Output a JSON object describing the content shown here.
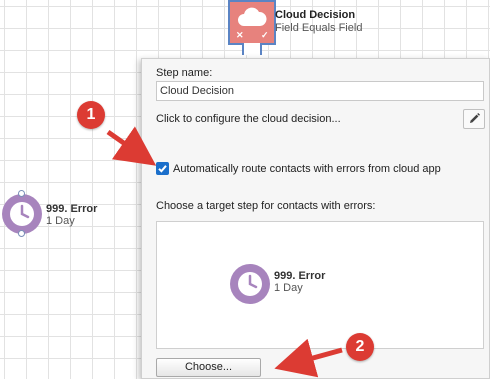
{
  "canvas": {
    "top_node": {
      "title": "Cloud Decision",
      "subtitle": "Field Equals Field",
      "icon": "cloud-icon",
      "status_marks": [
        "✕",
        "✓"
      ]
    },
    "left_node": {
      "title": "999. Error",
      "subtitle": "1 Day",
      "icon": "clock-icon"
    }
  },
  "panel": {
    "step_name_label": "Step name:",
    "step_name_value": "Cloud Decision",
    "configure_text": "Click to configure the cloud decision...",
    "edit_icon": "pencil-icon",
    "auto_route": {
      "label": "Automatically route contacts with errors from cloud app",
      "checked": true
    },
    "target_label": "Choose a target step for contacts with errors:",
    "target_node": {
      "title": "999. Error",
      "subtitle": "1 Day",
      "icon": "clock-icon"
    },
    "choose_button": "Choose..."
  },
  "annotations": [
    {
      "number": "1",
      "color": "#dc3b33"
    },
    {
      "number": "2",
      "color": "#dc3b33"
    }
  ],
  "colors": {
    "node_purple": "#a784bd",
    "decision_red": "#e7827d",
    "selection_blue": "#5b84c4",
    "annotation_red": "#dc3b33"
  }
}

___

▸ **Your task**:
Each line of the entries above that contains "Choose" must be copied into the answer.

▸ **Output below**:
    "target_label": "Choose a target step for contacts with errors:",
    "choose_button": "Choose..."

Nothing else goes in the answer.